Canada has had minimum pricing for more than 20 years, though the form it takes varies from one province to another.
As part of its evidence-taking on the issue, Holyrood’s health committee heard from Professor Timothy Stockwell, of the University of Victoria, British Columbia, who said studies had shown pricing and taxation were the most effective strategy for tackling the health effects of excessive alcohol consumption.
He said his latest research in British Columbia had found a ten per cent increase in the minimum price across the board resulted in a four per cent reduction in acute alcohol-related hospitalisations.
Jeff Newton, president of Canada’s National Brewers, has described how minimum pricing on high-strength beers had a major impact on public order problems in Ontario.
He said: “When minimum price on high-alcohol beer went into effect, it resulted in the market share of those products in a number of at-risk neighbourhoods declining from ten per cent to two per cent, which seemed to indicate that it can work if it’s properly employed.”
The Ontario measure resulted in many higher-alcohol brands being taken off the market or having their alcohol content reduced.
The Canadian approach has won fans among Scotland’s medical experts.
Dr Peter Rice, chairman of the Royal College of Psychiatrists in Scotland, has argued it would be “very desirable” to follow Canada’s example of selling alcohol at high prices and only in specially-run nationalised shops.
He suggested a minimum price of 60p per unit, which would mean a can of Carlsberg lager could not be sold for less than £1.08, a pint of cider for less than £1.53, a bottle of wine for less than £6.30 or a bottle of blended whisky for under £16.30.
Most medical opinion in Scotland backs minimum pricing. The Greens, Liberal Democrats and Conservatives voted for the legislation yesterday. And Prime Minister David Cameron is said to be planning a similar move south of the Border. But with the exception of Edinburgh Northern & Leith MSP Maclolm Chisholm, Labour at Holyrood has argued against the measure, pointing out higher alcohol prices will produce a £100 million-plus profits windfall for supermarkets. Labour this week produced a range of its own proposals, ranging from a ban on Buckfast to a crackdown on advertising in public places. The SNP has said it is willing to consider Labour’s ideas.
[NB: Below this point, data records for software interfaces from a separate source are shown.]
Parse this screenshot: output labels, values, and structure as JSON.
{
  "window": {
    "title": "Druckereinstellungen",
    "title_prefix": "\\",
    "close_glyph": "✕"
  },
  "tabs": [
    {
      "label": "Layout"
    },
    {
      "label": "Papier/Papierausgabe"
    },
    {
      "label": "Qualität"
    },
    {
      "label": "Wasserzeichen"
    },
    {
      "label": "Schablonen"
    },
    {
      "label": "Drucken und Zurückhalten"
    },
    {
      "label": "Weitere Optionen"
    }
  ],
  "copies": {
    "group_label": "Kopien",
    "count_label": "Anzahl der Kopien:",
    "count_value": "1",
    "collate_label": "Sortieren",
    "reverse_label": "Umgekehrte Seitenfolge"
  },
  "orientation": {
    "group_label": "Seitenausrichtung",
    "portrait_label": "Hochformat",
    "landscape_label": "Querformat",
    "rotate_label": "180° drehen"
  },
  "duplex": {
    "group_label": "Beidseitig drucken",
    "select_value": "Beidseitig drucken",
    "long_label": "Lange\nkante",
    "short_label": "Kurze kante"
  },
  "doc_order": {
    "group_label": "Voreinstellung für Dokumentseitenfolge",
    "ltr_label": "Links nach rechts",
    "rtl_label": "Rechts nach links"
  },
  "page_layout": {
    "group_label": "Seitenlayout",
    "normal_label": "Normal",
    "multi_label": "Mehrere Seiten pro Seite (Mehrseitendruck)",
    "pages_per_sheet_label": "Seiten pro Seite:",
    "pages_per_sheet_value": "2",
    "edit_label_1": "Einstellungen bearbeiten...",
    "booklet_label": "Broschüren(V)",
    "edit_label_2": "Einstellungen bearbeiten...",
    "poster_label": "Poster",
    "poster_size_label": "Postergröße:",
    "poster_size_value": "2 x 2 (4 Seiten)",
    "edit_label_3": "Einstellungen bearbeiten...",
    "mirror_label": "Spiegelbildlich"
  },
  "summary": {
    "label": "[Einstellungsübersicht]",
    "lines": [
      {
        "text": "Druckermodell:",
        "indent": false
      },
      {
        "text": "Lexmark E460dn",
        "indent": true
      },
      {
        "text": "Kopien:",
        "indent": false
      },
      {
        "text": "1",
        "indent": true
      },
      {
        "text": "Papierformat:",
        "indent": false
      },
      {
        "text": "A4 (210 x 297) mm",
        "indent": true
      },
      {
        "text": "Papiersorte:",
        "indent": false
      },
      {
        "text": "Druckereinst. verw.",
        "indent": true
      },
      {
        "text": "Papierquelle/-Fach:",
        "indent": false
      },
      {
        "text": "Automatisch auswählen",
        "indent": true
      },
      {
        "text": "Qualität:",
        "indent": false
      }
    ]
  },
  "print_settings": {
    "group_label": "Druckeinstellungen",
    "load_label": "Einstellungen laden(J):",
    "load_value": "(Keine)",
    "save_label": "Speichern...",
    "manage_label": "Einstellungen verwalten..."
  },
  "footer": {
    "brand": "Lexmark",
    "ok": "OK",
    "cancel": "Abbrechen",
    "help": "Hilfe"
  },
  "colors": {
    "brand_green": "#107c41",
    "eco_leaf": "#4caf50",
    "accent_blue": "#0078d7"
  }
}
Health Secretary Nicola Sturgeon told MSPs yesterday there was “no single or simple solution” to Scotland’s alcohol problem. But she added: “No strategy will be complete without addressing price.”
Some wonder whether higher prices really will deter people from excess drinking. Labour’s Dr Richard Simpson claims the better-off will “simply shrug their shoulders and go on drinking as before”. But Ms Sturgeon says the evidence linking price and consumption is “irrefutable”.
The Scottish Government has agreed to add a sunset clause to the bill, which means minimum pricing will be reviewed in five years – and everyone can judge just how well the Canadian approach translates to Scotland.